* **Work instruction**
Line by line, count where the string "Portfolio" appears in the listing, then give the number of such lines alone.

* **Supplied entries**
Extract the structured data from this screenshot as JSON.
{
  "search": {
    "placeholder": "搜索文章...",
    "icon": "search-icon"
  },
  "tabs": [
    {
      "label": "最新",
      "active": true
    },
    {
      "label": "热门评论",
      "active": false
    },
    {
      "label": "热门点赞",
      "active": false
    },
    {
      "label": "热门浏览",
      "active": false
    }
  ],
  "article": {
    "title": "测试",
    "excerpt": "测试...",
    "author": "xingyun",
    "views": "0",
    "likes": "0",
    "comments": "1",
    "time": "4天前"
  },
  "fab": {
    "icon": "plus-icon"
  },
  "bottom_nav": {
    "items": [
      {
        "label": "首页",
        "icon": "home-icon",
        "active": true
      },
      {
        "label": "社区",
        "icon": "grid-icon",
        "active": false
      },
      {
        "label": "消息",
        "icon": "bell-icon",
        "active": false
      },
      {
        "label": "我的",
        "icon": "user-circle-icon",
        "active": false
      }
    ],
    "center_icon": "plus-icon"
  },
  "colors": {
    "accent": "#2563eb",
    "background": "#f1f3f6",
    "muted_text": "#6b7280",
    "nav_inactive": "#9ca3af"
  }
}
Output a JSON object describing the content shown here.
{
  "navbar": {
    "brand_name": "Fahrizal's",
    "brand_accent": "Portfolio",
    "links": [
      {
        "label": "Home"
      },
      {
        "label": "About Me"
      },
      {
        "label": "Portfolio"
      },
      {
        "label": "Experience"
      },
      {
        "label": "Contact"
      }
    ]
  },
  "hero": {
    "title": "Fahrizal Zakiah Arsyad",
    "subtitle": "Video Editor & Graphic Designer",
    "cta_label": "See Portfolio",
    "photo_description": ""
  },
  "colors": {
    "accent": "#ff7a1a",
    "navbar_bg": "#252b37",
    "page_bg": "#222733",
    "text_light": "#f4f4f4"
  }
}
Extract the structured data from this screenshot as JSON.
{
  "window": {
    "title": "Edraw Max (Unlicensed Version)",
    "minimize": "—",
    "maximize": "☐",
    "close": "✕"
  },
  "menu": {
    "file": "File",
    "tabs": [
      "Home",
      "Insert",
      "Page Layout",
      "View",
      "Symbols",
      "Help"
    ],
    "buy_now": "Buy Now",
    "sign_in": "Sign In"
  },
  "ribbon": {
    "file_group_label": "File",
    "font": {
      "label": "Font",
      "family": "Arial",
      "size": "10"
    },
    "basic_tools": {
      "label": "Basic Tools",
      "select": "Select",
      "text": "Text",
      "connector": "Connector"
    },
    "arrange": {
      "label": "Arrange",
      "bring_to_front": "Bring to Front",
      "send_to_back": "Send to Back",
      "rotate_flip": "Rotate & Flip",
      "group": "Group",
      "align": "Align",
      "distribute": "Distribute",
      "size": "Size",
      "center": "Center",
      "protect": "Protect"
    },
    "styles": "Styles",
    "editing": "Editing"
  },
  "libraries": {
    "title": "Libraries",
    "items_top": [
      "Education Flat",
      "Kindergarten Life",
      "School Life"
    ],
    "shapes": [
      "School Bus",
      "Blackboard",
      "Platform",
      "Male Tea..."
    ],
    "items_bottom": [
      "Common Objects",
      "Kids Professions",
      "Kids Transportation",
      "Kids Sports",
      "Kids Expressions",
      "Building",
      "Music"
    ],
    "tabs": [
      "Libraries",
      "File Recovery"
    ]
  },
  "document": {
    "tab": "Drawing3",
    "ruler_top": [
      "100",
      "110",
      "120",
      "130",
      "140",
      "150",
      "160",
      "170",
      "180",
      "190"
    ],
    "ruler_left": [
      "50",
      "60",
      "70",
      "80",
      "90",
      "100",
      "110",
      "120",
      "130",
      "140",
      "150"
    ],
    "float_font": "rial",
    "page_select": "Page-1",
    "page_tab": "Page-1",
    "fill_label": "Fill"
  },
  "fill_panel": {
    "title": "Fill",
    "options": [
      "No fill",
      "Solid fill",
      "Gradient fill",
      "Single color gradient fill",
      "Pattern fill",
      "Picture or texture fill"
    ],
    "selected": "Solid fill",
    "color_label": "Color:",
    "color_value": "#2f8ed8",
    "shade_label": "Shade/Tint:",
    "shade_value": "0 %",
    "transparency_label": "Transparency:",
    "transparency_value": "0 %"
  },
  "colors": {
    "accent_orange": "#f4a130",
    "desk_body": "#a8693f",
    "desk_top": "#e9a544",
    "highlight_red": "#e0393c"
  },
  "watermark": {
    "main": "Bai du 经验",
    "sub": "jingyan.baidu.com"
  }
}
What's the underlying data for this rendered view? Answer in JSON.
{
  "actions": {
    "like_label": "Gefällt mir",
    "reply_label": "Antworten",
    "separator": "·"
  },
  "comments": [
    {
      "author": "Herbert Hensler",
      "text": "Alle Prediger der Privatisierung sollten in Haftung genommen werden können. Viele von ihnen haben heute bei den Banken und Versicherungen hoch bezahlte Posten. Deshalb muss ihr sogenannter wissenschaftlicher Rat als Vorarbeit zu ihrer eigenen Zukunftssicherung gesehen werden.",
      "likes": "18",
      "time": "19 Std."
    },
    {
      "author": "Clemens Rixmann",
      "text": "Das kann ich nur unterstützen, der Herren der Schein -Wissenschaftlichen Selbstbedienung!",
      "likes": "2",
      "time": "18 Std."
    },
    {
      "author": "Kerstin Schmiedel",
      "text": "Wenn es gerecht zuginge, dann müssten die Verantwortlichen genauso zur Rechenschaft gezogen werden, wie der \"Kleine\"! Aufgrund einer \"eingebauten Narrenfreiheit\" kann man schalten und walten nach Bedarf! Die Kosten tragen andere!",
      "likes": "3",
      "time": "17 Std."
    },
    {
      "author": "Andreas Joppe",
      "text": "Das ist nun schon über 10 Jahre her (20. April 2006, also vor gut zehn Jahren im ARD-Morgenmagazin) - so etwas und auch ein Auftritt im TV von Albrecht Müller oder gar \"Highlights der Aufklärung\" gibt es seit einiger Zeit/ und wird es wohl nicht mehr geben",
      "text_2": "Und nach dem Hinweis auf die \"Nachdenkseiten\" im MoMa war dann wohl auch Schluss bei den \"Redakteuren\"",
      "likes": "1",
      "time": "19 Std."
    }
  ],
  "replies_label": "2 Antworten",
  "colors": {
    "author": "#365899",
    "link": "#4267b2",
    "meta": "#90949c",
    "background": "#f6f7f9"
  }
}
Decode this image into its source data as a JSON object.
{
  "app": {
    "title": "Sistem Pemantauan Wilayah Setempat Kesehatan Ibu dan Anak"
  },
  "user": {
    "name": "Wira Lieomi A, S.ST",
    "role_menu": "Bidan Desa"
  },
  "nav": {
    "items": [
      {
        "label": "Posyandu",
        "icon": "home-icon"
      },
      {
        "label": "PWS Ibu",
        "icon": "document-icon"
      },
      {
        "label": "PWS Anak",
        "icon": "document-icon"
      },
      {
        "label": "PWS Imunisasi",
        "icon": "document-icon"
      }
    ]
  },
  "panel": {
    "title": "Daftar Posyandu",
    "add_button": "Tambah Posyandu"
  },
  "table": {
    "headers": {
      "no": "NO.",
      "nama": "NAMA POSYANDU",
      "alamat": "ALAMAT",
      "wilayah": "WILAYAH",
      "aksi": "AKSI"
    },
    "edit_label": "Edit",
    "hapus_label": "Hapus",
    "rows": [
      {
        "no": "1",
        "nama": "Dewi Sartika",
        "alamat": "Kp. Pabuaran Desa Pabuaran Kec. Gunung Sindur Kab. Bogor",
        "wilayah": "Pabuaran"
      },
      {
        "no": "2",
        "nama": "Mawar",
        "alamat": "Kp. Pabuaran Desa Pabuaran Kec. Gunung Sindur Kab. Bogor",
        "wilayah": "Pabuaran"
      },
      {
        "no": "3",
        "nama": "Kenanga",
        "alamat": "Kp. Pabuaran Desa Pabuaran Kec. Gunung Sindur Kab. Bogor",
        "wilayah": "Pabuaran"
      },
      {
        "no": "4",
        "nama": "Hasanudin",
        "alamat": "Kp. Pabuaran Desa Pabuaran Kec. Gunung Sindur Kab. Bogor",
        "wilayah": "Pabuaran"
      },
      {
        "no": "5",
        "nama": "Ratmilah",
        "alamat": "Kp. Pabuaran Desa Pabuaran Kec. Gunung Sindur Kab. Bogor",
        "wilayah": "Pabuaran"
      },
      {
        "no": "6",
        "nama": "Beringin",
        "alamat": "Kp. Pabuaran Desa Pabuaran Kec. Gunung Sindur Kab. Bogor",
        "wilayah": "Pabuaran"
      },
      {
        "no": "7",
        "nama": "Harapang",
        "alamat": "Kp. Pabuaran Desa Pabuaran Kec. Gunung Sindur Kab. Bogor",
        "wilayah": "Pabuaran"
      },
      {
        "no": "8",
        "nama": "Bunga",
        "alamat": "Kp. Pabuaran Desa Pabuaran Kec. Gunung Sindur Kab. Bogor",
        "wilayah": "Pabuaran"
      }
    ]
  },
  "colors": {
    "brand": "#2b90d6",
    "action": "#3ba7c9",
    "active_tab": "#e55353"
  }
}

* **Response to the exercise**
3